Nearly a year and a half after the U.S. Supreme Court overturned Roe v. Wade and Wisconsin’s 1849 abortion ban went back into effect, it may be easy for some to forget the harm that the ban has been inflicting. But as anti-abortion lawmakers in our state continue to pass legislation to obstruct and stigmatize abortion, I can’t forget what these restrictions do to women like me.
Wisconsin, like every other state, is facing an uncertain future due to a shifting climate and diminishing natural resources, and instead of working towards climate solutions, our representatives are busy dismantling the very policies that are proven to work.
Lahaina on the Hawaiian island of Maui is not the first U.S. city to be laid waste by wildfires.
Wisconsin is Ground Zero for attacks on democracy, which generated a tsunami of news from the Capitol this week.
Broad public engagement, or the lack of it, has been a long-running challenge in assimilating emerging technologies, and is key to tackling the challenges they bring.
The stakes are high again for Republicans and their allies this year, with a challenge to Wisconsin’s gerrymandered maps, which have locked in disproportionate Republican control of the state Legislature for more than a decade.
After a long, bitter, and record-breakingly expensive state Supreme Court race, Protasiewicz takes her seat this week, tilting the bench on the state’s highest court to the left for the first time in 15 years.
Wisconsin Congressman Mark Pocan is an affable guy, a progressive Democrat with a reputation for getting along with conservative Republicans. His long-term friendship with Wisconsin’s Republican Assembly Speaker Robin Vos is a matter of puzzlement for many of Pocan’s supporters. So it was particularly dramatic to see him rise to chastise his GOP colleagues on the House Appropriations Committee this week for behavior he described as “bigoted” and “insane.”
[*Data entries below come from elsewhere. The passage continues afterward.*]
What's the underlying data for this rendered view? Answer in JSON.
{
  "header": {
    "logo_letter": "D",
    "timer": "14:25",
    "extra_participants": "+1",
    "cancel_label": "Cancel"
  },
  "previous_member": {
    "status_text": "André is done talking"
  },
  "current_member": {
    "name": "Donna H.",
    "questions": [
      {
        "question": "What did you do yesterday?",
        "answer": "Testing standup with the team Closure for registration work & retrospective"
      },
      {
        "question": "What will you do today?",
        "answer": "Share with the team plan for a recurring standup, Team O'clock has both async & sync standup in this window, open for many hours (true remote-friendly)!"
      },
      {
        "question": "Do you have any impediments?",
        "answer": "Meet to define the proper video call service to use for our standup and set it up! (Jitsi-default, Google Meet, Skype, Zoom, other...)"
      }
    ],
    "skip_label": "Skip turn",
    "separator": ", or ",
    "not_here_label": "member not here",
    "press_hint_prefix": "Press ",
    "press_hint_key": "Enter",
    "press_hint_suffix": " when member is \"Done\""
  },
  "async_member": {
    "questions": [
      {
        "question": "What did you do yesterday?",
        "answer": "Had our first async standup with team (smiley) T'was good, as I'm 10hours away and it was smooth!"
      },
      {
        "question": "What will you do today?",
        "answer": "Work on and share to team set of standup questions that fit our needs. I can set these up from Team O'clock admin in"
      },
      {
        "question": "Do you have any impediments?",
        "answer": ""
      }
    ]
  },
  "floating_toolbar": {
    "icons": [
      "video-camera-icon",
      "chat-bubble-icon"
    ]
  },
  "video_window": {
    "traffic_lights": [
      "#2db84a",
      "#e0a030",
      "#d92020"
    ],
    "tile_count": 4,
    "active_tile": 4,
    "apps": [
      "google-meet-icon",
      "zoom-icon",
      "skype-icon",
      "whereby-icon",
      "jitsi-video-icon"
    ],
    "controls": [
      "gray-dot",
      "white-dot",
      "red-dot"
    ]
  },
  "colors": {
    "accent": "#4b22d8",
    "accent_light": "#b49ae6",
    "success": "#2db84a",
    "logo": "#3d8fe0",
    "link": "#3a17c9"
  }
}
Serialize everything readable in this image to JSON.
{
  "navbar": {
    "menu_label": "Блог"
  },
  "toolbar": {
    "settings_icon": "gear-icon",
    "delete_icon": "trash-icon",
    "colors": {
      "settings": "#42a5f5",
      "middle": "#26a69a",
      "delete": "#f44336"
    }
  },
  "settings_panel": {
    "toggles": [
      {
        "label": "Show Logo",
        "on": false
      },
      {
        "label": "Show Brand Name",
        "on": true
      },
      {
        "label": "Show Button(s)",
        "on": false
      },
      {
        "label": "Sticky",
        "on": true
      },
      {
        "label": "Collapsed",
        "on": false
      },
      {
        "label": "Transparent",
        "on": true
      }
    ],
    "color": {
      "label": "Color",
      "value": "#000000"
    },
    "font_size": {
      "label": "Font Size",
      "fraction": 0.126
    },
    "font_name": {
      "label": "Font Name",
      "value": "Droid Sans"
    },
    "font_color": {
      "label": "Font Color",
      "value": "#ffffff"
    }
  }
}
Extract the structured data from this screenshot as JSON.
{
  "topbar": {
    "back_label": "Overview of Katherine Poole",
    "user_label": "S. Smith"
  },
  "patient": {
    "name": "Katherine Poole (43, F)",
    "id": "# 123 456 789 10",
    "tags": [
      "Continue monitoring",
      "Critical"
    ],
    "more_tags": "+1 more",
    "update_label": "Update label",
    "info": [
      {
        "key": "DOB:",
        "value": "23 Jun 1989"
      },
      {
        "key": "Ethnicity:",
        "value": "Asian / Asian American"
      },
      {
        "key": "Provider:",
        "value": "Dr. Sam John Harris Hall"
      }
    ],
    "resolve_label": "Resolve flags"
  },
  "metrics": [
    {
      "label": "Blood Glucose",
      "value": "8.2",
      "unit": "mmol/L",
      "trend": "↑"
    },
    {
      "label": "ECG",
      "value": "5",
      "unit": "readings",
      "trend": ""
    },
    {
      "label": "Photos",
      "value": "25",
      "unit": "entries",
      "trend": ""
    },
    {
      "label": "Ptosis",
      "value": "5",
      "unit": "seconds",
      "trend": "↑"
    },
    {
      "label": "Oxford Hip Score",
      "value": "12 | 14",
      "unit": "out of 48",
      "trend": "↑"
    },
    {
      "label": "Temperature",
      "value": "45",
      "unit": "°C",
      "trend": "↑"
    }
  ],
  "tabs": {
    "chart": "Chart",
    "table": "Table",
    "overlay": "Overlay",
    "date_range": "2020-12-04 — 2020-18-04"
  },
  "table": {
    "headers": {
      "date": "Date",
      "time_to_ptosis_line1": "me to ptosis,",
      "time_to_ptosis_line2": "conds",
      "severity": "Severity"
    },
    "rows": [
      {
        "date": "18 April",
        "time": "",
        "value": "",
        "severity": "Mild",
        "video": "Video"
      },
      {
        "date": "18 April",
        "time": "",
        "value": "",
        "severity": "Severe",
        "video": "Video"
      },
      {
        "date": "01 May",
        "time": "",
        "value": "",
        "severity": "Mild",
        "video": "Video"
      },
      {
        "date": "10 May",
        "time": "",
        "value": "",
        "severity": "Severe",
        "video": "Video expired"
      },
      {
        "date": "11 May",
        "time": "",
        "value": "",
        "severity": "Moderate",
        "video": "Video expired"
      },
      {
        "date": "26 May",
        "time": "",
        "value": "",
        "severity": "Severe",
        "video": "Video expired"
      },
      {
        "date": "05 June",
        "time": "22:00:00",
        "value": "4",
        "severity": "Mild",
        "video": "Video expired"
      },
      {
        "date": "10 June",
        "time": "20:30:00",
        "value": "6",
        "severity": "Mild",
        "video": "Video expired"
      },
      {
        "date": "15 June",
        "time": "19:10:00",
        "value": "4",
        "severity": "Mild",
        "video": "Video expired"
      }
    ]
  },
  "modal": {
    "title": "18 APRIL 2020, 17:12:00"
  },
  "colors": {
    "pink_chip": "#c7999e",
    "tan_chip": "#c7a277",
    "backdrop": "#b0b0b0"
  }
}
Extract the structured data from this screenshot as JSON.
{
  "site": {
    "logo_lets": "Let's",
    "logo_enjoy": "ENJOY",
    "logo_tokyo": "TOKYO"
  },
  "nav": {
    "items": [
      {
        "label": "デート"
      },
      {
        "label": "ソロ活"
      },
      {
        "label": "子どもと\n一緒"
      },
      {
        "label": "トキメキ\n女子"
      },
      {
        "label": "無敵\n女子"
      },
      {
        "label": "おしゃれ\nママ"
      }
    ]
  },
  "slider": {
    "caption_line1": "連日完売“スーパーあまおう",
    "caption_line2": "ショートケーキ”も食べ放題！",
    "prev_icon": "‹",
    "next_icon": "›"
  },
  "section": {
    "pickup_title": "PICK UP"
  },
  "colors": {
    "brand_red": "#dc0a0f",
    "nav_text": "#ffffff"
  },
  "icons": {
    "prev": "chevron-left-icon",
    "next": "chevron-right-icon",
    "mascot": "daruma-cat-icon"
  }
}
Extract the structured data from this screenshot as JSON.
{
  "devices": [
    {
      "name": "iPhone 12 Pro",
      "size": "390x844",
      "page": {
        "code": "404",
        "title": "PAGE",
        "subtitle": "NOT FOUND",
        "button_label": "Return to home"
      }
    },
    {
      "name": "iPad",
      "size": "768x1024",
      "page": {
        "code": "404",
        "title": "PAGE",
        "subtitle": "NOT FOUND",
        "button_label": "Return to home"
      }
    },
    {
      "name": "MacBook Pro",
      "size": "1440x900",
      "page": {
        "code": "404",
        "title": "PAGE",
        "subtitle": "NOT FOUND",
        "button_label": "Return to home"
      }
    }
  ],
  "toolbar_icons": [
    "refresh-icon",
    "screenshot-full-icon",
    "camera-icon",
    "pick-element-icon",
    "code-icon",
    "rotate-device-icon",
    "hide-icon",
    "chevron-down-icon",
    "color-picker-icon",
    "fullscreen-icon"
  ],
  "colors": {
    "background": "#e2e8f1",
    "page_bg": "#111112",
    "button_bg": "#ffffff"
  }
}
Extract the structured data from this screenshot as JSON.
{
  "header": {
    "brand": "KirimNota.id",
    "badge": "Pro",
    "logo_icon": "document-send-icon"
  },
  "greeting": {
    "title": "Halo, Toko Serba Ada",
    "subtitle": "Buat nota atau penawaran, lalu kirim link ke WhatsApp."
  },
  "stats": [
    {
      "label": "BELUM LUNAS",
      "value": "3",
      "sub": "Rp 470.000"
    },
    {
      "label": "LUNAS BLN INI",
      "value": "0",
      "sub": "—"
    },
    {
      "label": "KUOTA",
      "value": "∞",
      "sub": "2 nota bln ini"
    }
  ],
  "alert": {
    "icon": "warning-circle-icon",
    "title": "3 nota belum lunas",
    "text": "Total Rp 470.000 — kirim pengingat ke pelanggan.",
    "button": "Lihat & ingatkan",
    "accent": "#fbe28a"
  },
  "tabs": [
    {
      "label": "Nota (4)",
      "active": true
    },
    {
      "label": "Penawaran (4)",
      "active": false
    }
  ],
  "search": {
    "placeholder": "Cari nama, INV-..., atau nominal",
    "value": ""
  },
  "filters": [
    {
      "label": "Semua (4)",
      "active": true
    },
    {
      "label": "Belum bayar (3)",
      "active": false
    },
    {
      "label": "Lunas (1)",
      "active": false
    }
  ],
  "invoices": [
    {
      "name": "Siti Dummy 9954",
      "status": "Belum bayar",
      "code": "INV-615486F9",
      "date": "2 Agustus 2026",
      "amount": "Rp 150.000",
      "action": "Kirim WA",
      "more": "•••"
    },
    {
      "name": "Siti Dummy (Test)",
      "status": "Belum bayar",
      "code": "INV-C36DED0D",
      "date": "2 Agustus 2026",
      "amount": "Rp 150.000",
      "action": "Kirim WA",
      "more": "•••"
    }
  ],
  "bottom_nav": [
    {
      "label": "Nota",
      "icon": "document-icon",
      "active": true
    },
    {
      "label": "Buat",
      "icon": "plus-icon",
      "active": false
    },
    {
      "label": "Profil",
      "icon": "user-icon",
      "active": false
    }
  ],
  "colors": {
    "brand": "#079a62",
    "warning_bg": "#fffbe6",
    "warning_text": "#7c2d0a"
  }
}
Wisconsin’s biennial budget battle effectively ended Tuesday when the Milwaukee Common Council voted to raise the city’s sales tax.